UndocuQueer Disidentifications: “Being undocumented and gay, just like death, means having to navigate between two worlds”
MetadataShow full item record

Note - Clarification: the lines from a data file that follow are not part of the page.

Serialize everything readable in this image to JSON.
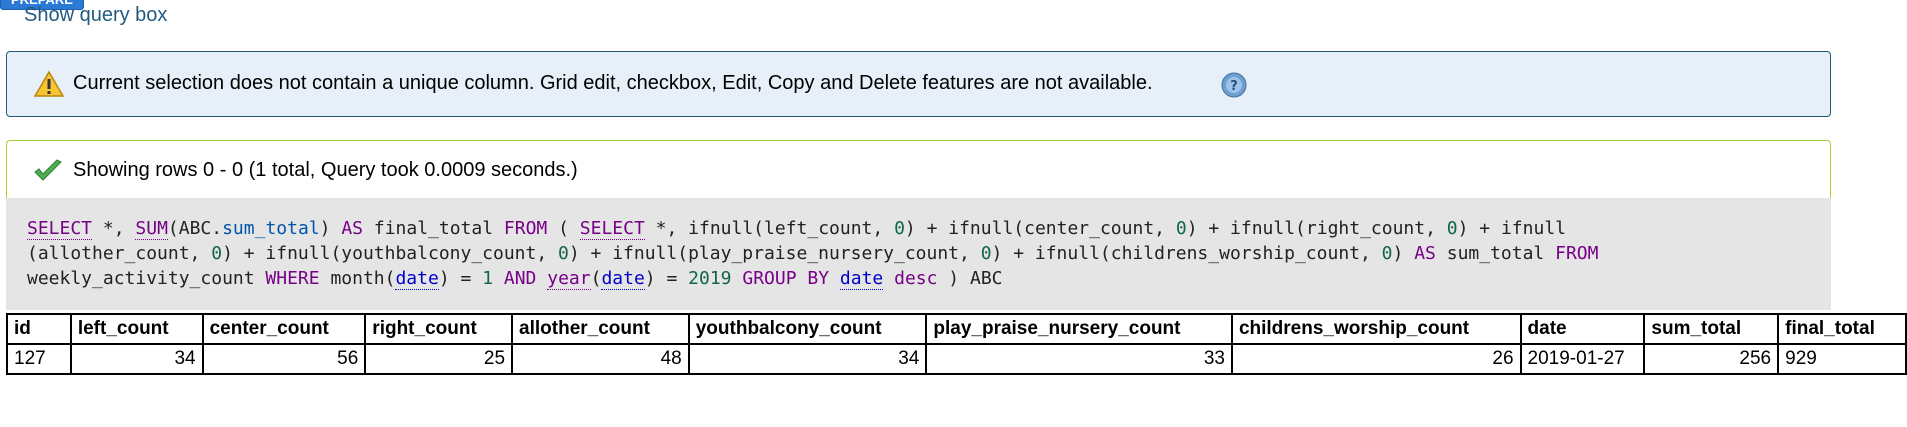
{
  "prepare_label": "PREPARE",
  "show_query_label": "Show query box",
  "notice": {
    "icon": "warning-icon",
    "message": "Current selection does not contain a unique column. Grid edit, checkbox, Edit, Copy and Delete features are not available.",
    "help_icon": "help-icon"
  },
  "success": {
    "icon": "check-icon",
    "message": "Showing rows 0 - 0 (1 total, Query took 0.0009 seconds.)"
  },
  "sql": {
    "line1_parts": [
      "SELECT",
      " *, ",
      "SUM",
      "(ABC.",
      "sum_total",
      ") ",
      "AS",
      " final_total ",
      "FROM",
      " ( ",
      "SELECT",
      " *, ifnull(left_count, ",
      "0",
      ") + ifnull(center_count, ",
      "0",
      ") + ifnull(right_count, ",
      "0",
      ") + ifnull"
    ],
    "line2_parts": [
      "(allother_count, ",
      "0",
      ") + ifnull(youthbalcony_count, ",
      "0",
      ") + ifnull(play_praise_nursery_count, ",
      "0",
      ") + ifnull(childrens_worship_count, ",
      "0",
      ") ",
      "AS",
      " sum_total ",
      "FROM"
    ],
    "line3_parts": [
      "weekly_activity_count ",
      "WHERE",
      " month(",
      "date",
      ") = ",
      "1",
      " ",
      "AND",
      " ",
      "year",
      "(",
      "date",
      ") = ",
      "2019",
      " ",
      "GROUP BY",
      " ",
      "date",
      " ",
      "desc",
      " ) ABC"
    ]
  },
  "table": {
    "headers": [
      "id",
      "left_count",
      "center_count",
      "right_count",
      "allother_count",
      "youthbalcony_count",
      "play_praise_nursery_count",
      "childrens_worship_count",
      "date",
      "sum_total",
      "final_total"
    ],
    "rows": [
      [
        "127",
        "34",
        "56",
        "25",
        "48",
        "34",
        "33",
        "26",
        "2019-01-27",
        "256",
        "929"
      ]
    ]
  },
  "colors": {
    "link": "#235a81",
    "notice_bg": "#e7f0f8",
    "success_border": "#a3d12f",
    "sql_bg": "#e5e5e5"
  }
}
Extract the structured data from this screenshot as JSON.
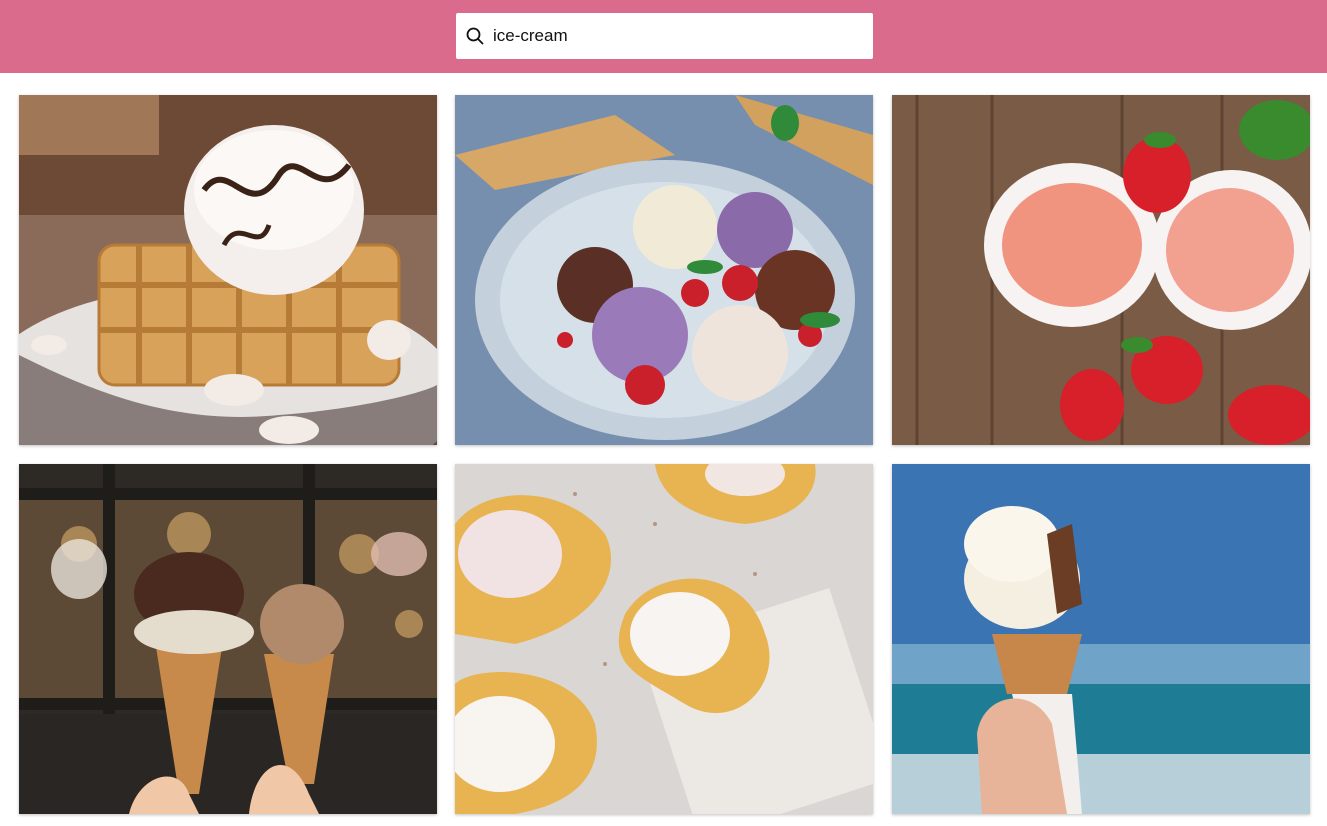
{
  "search": {
    "value": "ice-cream",
    "icon": "search-icon"
  },
  "colors": {
    "topbar": "#db6b8d",
    "search_bg": "#ffffff"
  },
  "gallery": {
    "images": [
      {
        "subject": "ice-cream-waffle-chocolate-photo"
      },
      {
        "subject": "ice-cream-scoops-bowl-berries-photo"
      },
      {
        "subject": "pink-sorbet-strawberries-photo"
      },
      {
        "subject": "two-ice-cream-cones-shopfront-photo"
      },
      {
        "subject": "heart-waffles-ice-cream-photo"
      },
      {
        "subject": "soft-serve-cone-beach-photo"
      }
    ]
  }
}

This thesis seeks to center undocumented queer migrant leaders’ use of care to reframe the state as heterogeneous and to conceptualize how this engagement with care creates worlds for these actors. Geographers have conducted research that examines sexuality and racialization; however, work explicitly examining UndocuQueers within the discipline remains nearly nonexistent. This article presents a study of how people have engaged in caring for themselves, others, and communities primarily in Seattle, highlighting interactions with, away from, and to the periphery of state processes and flows. UndocuQueers deploy care to navigate spatial configurations of geopolitical and cultural exclusion. This thesis grounds literature around queer people of color critique, black geographies, and feminist geopolitics to nuance how we think about identity, the state, and producing space. In the first section, I draw on UndocuQueers’ narratives of what identifying as UndocuQueer means to establish how they perceive their relation to the world around them. The following section proposes that a centering of UndocuQueer experiences allows a reframing of state apparatuses as heterogeneous, moving, and partial. I conclude that the vulnerability UndocuQueers experience does not preempt them from being agents in the production of social, political, and spatial practices; rather, they are constantly engaged in a process of world-making that is caring, expansive, and relational.
- Geography